It seems like such a little thing, but it’s a major annoyance if not a business-loser when you or your customers and clients can’t connect to a website. Sometimes, it’s a typo. Sometimes it’s just how you type in the website’s address.
Here’s how to make sure you connect. It’s really very simple: Pay attention to the website address you’re given. There are times to type “www,” and there are times not to. The most common misconnections occur when checking email over the Internet. Most people routinely type “www.email.domain.com” and get an error message or get directed to some web page they don’t want.
There’s a technical reason for this, but the simple explanation is that it’s all in the coding for the location on the Internet. Here are some things you should be aware of both as a website visitor or as a business owner who is having a website built.
As someone who’s going to a website, make sure you type the address as instructed. If you’re instructed to type in the “www” prefix, do it. Browsers will use your browsing history to connect you without typing in the full address later, but on the first visit, follow instructions. If you are given specific instructions NOT to type in www, don’t type it. It’s a reflex for most of us, so take a second look. It’s one of the most common mistakes for not connecting to webmail sites. Some ISPs or browsers may offer some suggestions and ask you which website or address you trying to reach.
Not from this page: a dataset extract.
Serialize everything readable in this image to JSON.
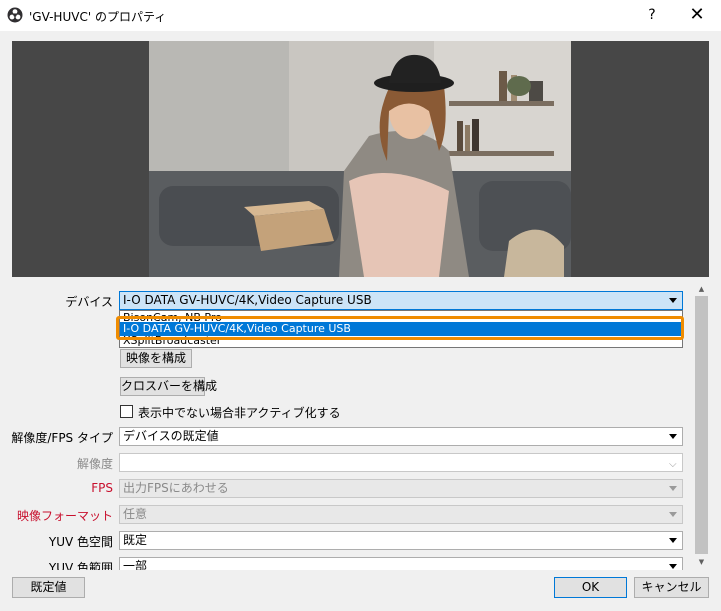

And while we’re talking about visiting websites, make sure you type in the web address in your browser’s address bar. Search-engine providers, such as Google, Yahoo and Bing all have search bars that sit near the address bar. If you type in a web address in a search bar, you’ll go to a search page.
If you are building a website or having it done for you, make sure you or your web builder codes your address as a c-name record. Again, it’s technical, but a c-name record will enable people to type in your domain name without the www, and that will help make sure customers, clients and prospects connect with you.
Dare we say it, connecting is critical. You don’t want a customer, client or prospect to get inconvenienced or not contact you at all. Just remember to tell your web builder to code your site so it can be accessed more easily.
If you have any concerns about coding for easier connectivity or need help in talking to your web builder, talk to us. Our phone line – 973-433-6676 – is always available, and we respond to email.
This article was published in Technology Update, the monthly newsletter from Sterling Rose LLC.